ASSIGNED TASK
This exercise calls for copying every line below that holds the word "Kayıt".

GIVEN DATA
____________
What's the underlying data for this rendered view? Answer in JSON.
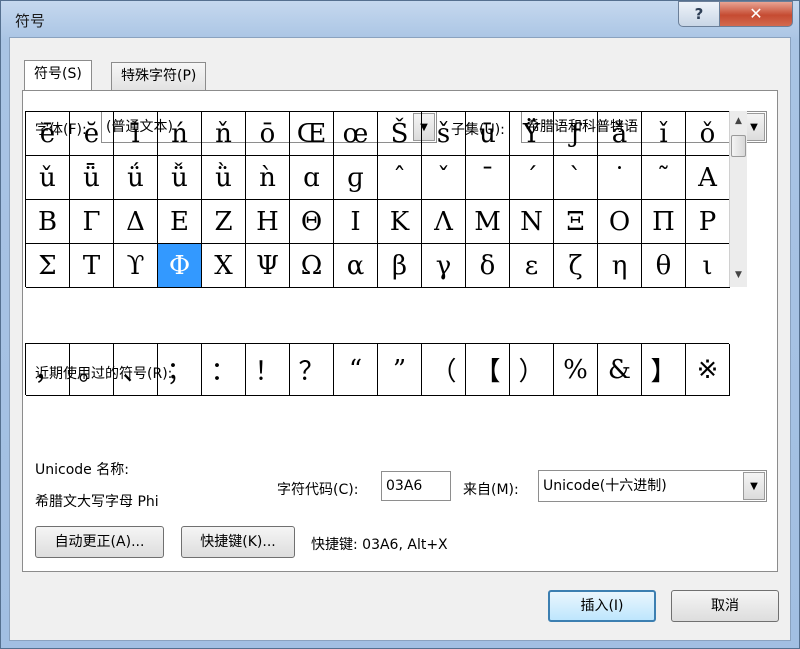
{
  "window": {
    "title": "符号",
    "help_label": "?",
    "close_label": "✕"
  },
  "tabs": [
    {
      "label": "符号(S)",
      "active": true
    },
    {
      "label": "特殊字符(P)",
      "active": false
    }
  ],
  "font": {
    "label": "字体(F):",
    "value": "(普通文本)"
  },
  "subset": {
    "label": "子集(U):",
    "value": "希腊语和科普特语"
  },
  "symbols": [
    "ē",
    "ĕ",
    "ī",
    "ń",
    "ň",
    "ō",
    "Œ",
    "œ",
    "Š",
    "š",
    "ū",
    "Ÿ",
    "ƒ",
    "ǎ",
    "ǐ",
    "ǒ",
    "ǔ",
    "ǖ",
    "ǘ",
    "ǚ",
    "ǜ",
    "ǹ",
    "ɑ",
    "ɡ",
    "ˆ",
    "ˇ",
    "ˉ",
    "ˊ",
    "ˋ",
    "˙",
    "˜",
    "Α",
    "Β",
    "Γ",
    "Δ",
    "Ε",
    "Ζ",
    "Η",
    "Θ",
    "Ι",
    "Κ",
    "Λ",
    "Μ",
    "Ν",
    "Ξ",
    "Ο",
    "Π",
    "Ρ",
    "Σ",
    "Τ",
    "ϒ",
    "Φ",
    "Χ",
    "Ψ",
    "Ω",
    "α",
    "β",
    "γ",
    "δ",
    "ε",
    "ζ",
    "η",
    "θ",
    "ι"
  ],
  "selected_index": 51,
  "recent": {
    "label": "近期使用过的符号(R):",
    "symbols": [
      "，",
      "。",
      "、",
      "；",
      "：",
      "！",
      "？",
      "“",
      "”",
      "（",
      "【",
      "）",
      "%",
      "&",
      "】",
      "※"
    ]
  },
  "unicode_name": {
    "label": "Unicode 名称:",
    "value": "希腊文大写字母 Phi"
  },
  "char_code": {
    "label": "字符代码(C):",
    "value": "03A6"
  },
  "from": {
    "label": "来自(M):",
    "value": "Unicode(十六进制)"
  },
  "buttons": {
    "autocorrect": "自动更正(A)...",
    "shortcut_key": "快捷键(K)...",
    "shortcut_text": "快捷键: 03A6, Alt+X",
    "insert": "插入(I)",
    "cancel": "取消"
  },
  "scroll": {
    "up": "▲",
    "down": "▼"
  },
  "combo_arrow": "▼"
}
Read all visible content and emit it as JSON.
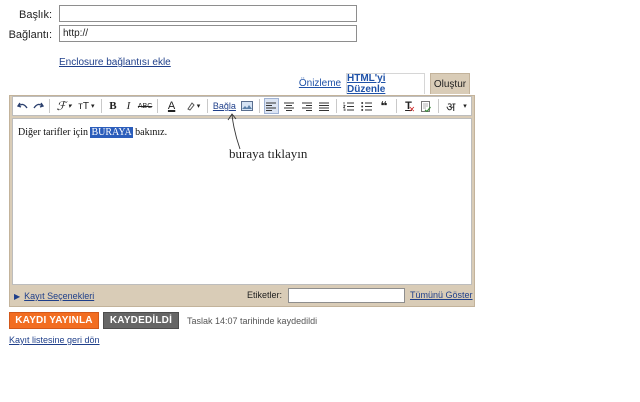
{
  "form": {
    "title_label": "Başlık:",
    "title_value": "",
    "link_label": "Bağlantı:",
    "link_value": "http://",
    "enclosure_link": "Enclosure bağlantısı ekle"
  },
  "tabs": [
    {
      "label": "Önizleme"
    },
    {
      "label": "HTML'yi Düzenle"
    },
    {
      "label": "Oluştur"
    }
  ],
  "toolbar": {
    "link_label": "Bağla",
    "font_glyph": "ℱ",
    "size_glyph": "тT",
    "bold": "B",
    "italic": "I",
    "strike": "ABC",
    "text_color": "A",
    "quote": "❝",
    "clear": "T",
    "hindi": "अ"
  },
  "editor": {
    "text_before": "Diğer tarifler için ",
    "text_selected": "BURAYA",
    "text_after": " bakınız."
  },
  "annotation": {
    "text": "buraya tıklayın"
  },
  "bottom": {
    "post_options": "Kayıt Seçenekleri",
    "labels_label": "Etiketler:",
    "labels_value": "",
    "show_all": "Tümünü Göster"
  },
  "actions": {
    "publish": "KAYDI YAYINLA",
    "saved": "KAYDEDİLDİ",
    "draft_status": "Taslak 14:07 tarihinde kaydedildi",
    "back_link": "Kayıt listesine geri dön"
  },
  "colors": {
    "accent_orange": "#f26d21",
    "frame_tan": "#d9ccb7",
    "selection_blue": "#2b5dbb",
    "link_blue": "#1f3f8a"
  }
}
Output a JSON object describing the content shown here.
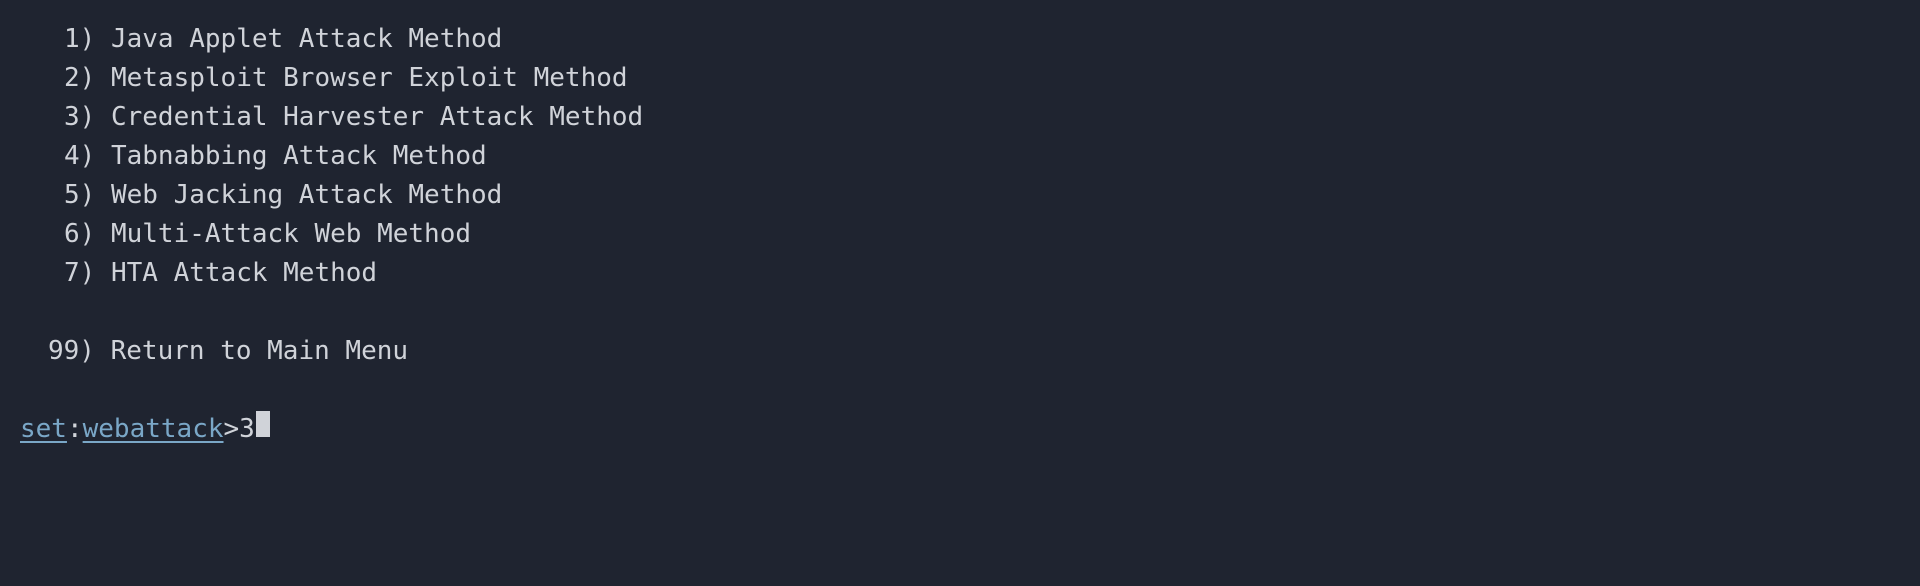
{
  "menu": {
    "items": [
      {
        "num": "1)",
        "label": "Java Applet Attack Method"
      },
      {
        "num": "2)",
        "label": "Metasploit Browser Exploit Method"
      },
      {
        "num": "3)",
        "label": "Credential Harvester Attack Method"
      },
      {
        "num": "4)",
        "label": "Tabnabbing Attack Method"
      },
      {
        "num": "5)",
        "label": "Web Jacking Attack Method"
      },
      {
        "num": "6)",
        "label": "Multi-Attack Web Method"
      },
      {
        "num": "7)",
        "label": "HTA Attack Method"
      }
    ],
    "return_item": {
      "num": "99)",
      "label": "Return to Main Menu"
    }
  },
  "prompt": {
    "segment1": "set",
    "separator": ":",
    "segment2": "webattack",
    "chevron": ">",
    "input_value": "3"
  }
}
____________
RESPONSE TO THIS EXERCISE
    "post_options": "Kayıt Seçenekleri",
    "back_link": "Kayıt listesine geri dön"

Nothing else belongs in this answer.